- Translation: Google Translate 100+ languages using your camera, voice, or handwriting. You can even have conversations with people in other languages. Soon to come is the Translatotron which will even mach original speech
- Exploration: Google Maps: now has wheelchair accessible directions routes. Expeditions lets students explore areas via virtually to avoid physical obstacles. And Tour Creator allows teachers to make their own VR experiences for situations like travel training
Accessible Add-Ons and Extensions
As I said the best accessibility is that which is built in, but here are ways to expand the capabilities. You can find a more complete list of accessible add-ons and extensions that are available, but here are some of the most useful.
- BeeLine Reader: for struggling readers, breaks down the text by colors for long passages
- Read & Write: the free for teachers all-in-one literacy accessibility tool that brings speech-to-text, text reading, focus screens, definitions, picture symbols, and more
- Kaizena: spoken/video student feedback
- LucidChart Diagrams: help students visualize their learning.
- Pear Deck: in addition to formative assessment on your slides, Pear Deck provides for differentiation through student grouping and a variety of assessments
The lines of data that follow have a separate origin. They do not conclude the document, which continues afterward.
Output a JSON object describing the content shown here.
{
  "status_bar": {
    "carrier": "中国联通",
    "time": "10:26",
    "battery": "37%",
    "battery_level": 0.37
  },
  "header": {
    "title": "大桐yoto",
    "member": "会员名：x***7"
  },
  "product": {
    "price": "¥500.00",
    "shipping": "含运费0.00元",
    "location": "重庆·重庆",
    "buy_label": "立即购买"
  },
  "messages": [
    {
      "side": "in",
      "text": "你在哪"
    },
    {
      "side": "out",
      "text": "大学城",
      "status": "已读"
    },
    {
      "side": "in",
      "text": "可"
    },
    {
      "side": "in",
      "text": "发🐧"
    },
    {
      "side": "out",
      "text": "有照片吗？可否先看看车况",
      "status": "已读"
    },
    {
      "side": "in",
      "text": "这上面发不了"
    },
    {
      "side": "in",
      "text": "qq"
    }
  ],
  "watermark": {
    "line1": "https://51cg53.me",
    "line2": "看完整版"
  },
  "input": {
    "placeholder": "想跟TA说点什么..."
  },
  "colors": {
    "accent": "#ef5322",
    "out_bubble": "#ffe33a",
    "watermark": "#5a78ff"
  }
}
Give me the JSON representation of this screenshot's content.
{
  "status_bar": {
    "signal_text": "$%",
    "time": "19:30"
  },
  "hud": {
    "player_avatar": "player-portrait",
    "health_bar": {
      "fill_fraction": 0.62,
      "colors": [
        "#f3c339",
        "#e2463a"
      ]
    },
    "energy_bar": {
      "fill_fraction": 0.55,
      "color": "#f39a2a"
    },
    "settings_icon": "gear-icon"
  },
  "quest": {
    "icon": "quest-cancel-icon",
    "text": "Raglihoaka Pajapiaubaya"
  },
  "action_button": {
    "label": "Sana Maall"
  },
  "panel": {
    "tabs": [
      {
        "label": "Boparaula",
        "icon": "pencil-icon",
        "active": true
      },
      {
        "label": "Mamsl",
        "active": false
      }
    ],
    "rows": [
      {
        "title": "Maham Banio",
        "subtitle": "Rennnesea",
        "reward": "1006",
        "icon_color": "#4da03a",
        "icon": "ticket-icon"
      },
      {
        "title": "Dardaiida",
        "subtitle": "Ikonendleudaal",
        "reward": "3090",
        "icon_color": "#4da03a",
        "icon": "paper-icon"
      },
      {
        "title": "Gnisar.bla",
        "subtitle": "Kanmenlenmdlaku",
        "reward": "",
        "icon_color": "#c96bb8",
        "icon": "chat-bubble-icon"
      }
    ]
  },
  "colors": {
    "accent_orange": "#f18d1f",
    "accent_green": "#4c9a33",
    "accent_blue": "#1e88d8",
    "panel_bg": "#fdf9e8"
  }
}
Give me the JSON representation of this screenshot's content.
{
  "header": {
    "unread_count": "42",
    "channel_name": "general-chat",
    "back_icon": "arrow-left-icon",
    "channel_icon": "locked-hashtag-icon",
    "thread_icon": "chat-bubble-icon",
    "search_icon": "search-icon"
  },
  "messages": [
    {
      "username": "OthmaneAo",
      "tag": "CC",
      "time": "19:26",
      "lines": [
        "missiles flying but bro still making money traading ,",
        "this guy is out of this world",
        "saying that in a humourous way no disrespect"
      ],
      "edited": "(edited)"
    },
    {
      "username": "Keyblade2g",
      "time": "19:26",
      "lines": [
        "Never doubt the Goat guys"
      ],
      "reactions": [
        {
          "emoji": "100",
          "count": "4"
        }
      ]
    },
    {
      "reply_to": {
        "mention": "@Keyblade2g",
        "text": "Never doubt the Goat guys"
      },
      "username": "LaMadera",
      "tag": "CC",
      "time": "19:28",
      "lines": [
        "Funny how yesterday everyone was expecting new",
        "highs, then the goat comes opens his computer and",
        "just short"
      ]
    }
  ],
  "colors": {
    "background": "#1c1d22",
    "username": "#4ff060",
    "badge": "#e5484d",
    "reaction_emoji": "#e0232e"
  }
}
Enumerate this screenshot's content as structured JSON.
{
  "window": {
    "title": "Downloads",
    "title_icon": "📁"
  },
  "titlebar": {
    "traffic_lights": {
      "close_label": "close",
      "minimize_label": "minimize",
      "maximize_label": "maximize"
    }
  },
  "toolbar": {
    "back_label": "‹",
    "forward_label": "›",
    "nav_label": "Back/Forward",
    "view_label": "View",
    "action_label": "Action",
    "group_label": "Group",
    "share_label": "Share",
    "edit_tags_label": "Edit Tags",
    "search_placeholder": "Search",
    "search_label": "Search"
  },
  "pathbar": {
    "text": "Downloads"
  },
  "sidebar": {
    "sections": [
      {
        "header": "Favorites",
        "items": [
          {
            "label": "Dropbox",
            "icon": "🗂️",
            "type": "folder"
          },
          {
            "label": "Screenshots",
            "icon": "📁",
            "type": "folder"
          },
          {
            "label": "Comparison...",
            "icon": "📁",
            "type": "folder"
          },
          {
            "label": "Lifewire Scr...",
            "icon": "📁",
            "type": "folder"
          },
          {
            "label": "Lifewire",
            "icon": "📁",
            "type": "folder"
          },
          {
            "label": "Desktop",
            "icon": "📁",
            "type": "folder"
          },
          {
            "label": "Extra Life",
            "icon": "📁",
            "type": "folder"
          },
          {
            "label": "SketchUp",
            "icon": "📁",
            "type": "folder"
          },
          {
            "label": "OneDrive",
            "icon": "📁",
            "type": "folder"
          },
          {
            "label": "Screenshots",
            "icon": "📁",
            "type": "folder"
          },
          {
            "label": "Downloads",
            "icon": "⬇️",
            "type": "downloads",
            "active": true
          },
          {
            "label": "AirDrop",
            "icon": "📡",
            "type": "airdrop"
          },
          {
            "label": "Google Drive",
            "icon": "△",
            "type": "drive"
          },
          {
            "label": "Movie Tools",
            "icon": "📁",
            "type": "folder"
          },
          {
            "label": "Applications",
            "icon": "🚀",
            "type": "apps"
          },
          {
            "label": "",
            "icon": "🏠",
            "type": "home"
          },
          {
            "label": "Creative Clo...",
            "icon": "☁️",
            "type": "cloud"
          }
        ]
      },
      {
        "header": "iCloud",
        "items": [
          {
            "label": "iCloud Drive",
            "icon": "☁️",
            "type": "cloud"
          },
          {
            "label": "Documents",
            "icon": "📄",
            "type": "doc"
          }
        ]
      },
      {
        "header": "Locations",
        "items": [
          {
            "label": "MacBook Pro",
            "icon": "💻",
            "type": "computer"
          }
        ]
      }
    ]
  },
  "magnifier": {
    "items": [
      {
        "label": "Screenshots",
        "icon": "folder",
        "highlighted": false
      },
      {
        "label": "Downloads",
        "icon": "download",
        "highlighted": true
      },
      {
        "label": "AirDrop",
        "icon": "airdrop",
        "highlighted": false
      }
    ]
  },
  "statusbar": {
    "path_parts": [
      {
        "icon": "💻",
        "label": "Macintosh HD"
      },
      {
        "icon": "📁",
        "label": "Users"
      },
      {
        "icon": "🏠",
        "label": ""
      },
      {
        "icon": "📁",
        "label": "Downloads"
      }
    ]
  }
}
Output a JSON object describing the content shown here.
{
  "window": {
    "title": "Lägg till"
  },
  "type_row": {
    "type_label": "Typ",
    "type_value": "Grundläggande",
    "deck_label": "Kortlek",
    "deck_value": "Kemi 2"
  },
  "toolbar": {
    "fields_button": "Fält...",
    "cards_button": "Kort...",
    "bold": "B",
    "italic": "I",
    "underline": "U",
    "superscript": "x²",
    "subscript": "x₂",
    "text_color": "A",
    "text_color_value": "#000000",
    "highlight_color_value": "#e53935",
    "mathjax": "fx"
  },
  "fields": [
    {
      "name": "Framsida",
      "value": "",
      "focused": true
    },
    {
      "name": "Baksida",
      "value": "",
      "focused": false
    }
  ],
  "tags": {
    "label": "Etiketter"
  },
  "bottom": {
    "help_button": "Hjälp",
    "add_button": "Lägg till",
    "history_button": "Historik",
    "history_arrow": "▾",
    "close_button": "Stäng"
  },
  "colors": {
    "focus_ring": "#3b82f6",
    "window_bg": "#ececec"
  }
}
As you can see Google provides access to a variety of tools that improve accessibility for users and they continue to improve in their efforts. I hope it remains a key focus for their design team and the areas that are currently lacking get addressed. If their ideas like Project Diva, Project Euphonia, Lens, Live Transcribe, Lookout, and Google Assistant improvements are any indication, there are many great accessible innovations on the horizon even if the present needs some work.